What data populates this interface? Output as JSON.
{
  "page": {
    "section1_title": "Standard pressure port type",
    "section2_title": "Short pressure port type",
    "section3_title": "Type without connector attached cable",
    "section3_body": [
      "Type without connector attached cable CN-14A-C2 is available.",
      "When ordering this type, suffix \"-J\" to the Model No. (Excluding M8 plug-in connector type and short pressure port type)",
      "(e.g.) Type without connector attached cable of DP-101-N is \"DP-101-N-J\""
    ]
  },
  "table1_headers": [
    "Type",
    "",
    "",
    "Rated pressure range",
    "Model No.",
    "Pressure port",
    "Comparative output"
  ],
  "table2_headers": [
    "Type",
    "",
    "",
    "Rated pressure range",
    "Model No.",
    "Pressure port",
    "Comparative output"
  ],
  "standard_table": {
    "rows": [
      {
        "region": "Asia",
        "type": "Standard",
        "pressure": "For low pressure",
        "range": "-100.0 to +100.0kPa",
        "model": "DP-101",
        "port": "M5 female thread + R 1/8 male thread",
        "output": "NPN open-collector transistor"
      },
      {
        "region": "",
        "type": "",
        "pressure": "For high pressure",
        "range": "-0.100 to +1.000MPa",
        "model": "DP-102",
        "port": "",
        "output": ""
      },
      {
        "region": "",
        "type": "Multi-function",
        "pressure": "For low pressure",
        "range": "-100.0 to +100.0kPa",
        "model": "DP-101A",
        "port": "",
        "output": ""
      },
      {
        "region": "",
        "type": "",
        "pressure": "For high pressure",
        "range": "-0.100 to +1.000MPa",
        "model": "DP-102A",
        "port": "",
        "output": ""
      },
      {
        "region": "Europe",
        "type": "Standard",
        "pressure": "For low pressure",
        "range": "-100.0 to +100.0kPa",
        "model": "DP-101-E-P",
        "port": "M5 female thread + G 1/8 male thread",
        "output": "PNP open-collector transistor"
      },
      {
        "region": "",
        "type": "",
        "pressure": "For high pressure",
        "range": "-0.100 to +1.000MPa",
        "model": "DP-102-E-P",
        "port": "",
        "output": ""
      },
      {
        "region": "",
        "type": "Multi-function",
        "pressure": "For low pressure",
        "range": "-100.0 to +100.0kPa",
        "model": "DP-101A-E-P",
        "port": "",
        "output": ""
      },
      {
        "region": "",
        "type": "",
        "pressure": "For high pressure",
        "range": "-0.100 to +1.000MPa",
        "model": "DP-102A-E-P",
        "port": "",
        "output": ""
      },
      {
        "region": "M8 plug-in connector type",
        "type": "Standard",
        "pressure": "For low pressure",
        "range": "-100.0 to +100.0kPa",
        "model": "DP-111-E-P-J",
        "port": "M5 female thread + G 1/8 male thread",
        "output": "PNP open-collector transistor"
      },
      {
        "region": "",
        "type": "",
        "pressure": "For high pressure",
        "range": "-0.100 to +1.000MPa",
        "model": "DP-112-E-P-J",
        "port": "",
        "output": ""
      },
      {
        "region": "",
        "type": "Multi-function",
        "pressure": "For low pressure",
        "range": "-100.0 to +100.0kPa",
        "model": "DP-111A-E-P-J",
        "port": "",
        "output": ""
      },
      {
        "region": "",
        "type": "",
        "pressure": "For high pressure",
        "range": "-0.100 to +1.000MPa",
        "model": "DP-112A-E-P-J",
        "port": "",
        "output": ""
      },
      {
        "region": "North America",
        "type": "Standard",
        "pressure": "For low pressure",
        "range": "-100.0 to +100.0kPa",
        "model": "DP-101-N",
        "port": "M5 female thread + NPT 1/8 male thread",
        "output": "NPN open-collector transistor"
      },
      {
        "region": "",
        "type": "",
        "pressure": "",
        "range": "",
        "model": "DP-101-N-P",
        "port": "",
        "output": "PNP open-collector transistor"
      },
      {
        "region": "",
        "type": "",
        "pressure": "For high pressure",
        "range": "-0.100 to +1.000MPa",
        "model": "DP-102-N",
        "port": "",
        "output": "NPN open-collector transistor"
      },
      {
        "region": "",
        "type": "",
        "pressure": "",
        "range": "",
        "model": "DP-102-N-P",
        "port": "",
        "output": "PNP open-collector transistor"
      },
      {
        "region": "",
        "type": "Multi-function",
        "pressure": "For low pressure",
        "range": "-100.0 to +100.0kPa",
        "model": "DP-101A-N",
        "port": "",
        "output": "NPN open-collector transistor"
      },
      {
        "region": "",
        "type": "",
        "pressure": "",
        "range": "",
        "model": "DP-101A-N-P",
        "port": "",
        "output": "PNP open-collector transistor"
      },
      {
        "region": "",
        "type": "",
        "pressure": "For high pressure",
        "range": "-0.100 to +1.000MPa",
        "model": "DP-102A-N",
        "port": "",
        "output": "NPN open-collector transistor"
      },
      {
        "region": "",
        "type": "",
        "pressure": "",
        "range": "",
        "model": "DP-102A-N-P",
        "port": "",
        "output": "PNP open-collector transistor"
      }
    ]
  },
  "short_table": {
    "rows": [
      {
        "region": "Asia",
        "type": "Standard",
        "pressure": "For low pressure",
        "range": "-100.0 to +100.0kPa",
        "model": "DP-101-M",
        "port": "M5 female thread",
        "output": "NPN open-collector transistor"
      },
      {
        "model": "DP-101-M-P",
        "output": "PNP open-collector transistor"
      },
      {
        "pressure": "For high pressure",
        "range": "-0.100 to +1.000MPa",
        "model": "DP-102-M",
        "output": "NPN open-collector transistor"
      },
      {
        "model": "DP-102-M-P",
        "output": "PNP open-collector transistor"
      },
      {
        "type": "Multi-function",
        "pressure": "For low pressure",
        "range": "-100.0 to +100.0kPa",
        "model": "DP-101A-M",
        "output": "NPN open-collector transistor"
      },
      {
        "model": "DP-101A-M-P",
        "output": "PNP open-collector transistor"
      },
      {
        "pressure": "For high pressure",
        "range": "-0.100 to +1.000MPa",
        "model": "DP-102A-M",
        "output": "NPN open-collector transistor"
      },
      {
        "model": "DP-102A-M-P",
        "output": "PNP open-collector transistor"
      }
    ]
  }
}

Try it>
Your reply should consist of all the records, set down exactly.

Answer to this exercise>
What data populates this interface? Output as JSON.
{
  "page": {
    "section1_title": "Standard pressure port type",
    "section2_title": "Short pressure port type",
    "section3_title": "Type without connector attached cable",
    "section3_body": [
      "Type without connector attached cable CN-14A-C2 is available.",
      "When ordering this type, suffix \"-J\" to the Model No. (Excluding M8 plug-in connector type and short pressure port type)",
      "(e.g.) Type without connector attached cable of DP-101-N is \"DP-101-N-J\""
    ]
  },
  "table1_headers": [
    "Type",
    "",
    "",
    "Rated pressure range",
    "Model No.",
    "Pressure port",
    "Comparative output"
  ],
  "table2_headers": [
    "Type",
    "",
    "",
    "Rated pressure range",
    "Model No.",
    "Pressure port",
    "Comparative output"
  ],
  "standard_table": {
    "rows": [
      {
        "region": "Asia",
        "type": "Standard",
        "pressure": "For low pressure",
        "range": "-100.0 to +100.0kPa",
        "model": "DP-101",
        "port": "M5 female thread + R 1/8 male thread",
        "output": "NPN open-collector transistor"
      },
      {
        "region": "",
        "type": "",
        "pressure": "For high pressure",
        "range": "-0.100 to +1.000MPa",
        "model": "DP-102",
        "port": "",
        "output": ""
      },
      {
        "region": "",
        "type": "Multi-function",
        "pressure": "For low pressure",
        "range": "-100.0 to +100.0kPa",
        "model": "DP-101A",
        "port": "",
        "output": ""
      },
      {
        "region": "",
        "type": "",
        "pressure": "For high pressure",
        "range": "-0.100 to +1.000MPa",
        "model": "DP-102A",
        "port": "",
        "output": ""
      },
      {
        "region": "Europe",
        "type": "Standard",
        "pressure": "For low pressure",
        "range": "-100.0 to +100.0kPa",
        "model": "DP-101-E-P",
        "port": "M5 female thread + G 1/8 male thread",
        "output": "PNP open-collector transistor"
      },
      {
        "region": "",
        "type": "",
        "pressure": "For high pressure",
        "range": "-0.100 to +1.000MPa",
        "model": "DP-102-E-P",
        "port": "",
        "output": ""
      },
      {
        "region": "",
        "type": "Multi-function",
        "pressure": "For low pressure",
        "range": "-100.0 to +100.0kPa",
        "model": "DP-101A-E-P",
        "port": "",
        "output": ""
      },
      {
        "region": "",
        "type": "",
        "pressure": "For high pressure",
        "range": "-0.100 to +1.000MPa",
        "model": "DP-102A-E-P",
        "port": "",
        "output": ""
      },
      {
        "region": "M8 plug-in connector type",
        "type": "Standard",
        "pressure": "For low pressure",
        "range": "-100.0 to +100.0kPa",
        "model": "DP-111-E-P-J",
        "port": "M5 female thread + G 1/8 male thread",
        "output": "PNP open-collector transistor"
      },
      {
        "region": "",
        "type": "",
        "pressure": "For high pressure",
        "range": "-0.100 to +1.000MPa",
        "model": "DP-112-E-P-J",
        "port": "",
        "output": ""
      },
      {
        "region": "",
        "type": "Multi-function",
        "pressure": "For low pressure",
        "range": "-100.0 to +100.0kPa",
        "model": "DP-111A-E-P-J",
        "port": "",
        "output": ""
      },
      {
        "region": "",
        "type": "",
        "pressure": "For high pressure",
        "range": "-0.100 to +1.000MPa",
        "model": "DP-112A-E-P-J",
        "port": "",
        "output": ""
      },
      {
        "region": "North America",
        "type": "Standard",
        "pressure": "For low pressure",
        "range": "-100.0 to +100.0kPa",
        "model": "DP-101-N",
        "port": "M5 female thread + NPT 1/8 male thread",
        "output": "NPN open-collector transistor"
      },
      {
        "region": "",
        "type": "",
        "pressure": "",
        "range": "",
        "model": "DP-101-N-P",
        "port": "",
        "output": "PNP open-collector transistor"
      },
      {
        "region": "",
        "type": "",
        "pressure": "For high pressure",
        "range": "-0.100 to +1.000MPa",
        "model": "DP-102-N",
        "port": "",
        "output": "NPN open-collector transistor"
      },
      {
        "region": "",
        "type": "",
        "pressure": "",
        "range": "",
        "model": "DP-102-N-P",
        "port": "",
        "output": "PNP open-collector transistor"
      },
      {
        "region": "",
        "type": "Multi-function",
        "pressure": "For low pressure",
        "range": "-100.0 to +100.0kPa",
        "model": "DP-101A-N",
        "port": "",
        "output": "NPN open-collector transistor"
      },
      {
        "region": "",
        "type": "",
        "pressure": "",
        "range": "",
        "model": "DP-101A-N-P",
        "port": "",
        "output": "PNP open-collector transistor"
      },
      {
        "region": "",
        "type": "",
        "pressure": "For high pressure",
        "range": "-0.100 to +1.000MPa",
        "model": "DP-102A-N",
        "port": "",
        "output": "NPN open-collector transistor"
      },
      {
        "region": "",
        "type": "",
        "pressure": "",
        "range": "",
        "model": "DP-102A-N-P",
        "port": "",
        "output": "PNP open-collector transistor"
      }
    ]
  },
  "short_table": {
    "rows": [
      {
        "region": "Asia",
        "type": "Standard",
        "pressure": "For low pressure",
        "range": "-100.0 to +100.0kPa",
        "model": "DP-101-M",
        "port": "M5 female thread",
        "output": "NPN open-collector transistor"
      },
      {
        "model": "DP-101-M-P",
        "output": "PNP open-collector transistor"
      },
      {
        "pressure": "For high pressure",
        "range": "-0.100 to +1.000MPa",
        "model": "DP-102-M",
        "output": "NPN open-collector transistor"
      },
      {
        "model": "DP-102-M-P",
        "output": "PNP open-collector transistor"
      },
      {
        "type": "Multi-function",
        "pressure": "For low pressure",
        "range": "-100.0 to +100.0kPa",
        "model": "DP-101A-M",
        "output": "NPN open-collector transistor"
      },
      {
        "model": "DP-101A-M-P",
        "output": "PNP open-collector transistor"
      },
      {
        "pressure": "For high pressure",
        "range": "-0.100 to +1.000MPa",
        "model": "DP-102A-M",
        "output": "NPN open-collector transistor"
      },
      {
        "model": "DP-102A-M-P",
        "output": "PNP open-collector transistor"
      }
    ]
  }
}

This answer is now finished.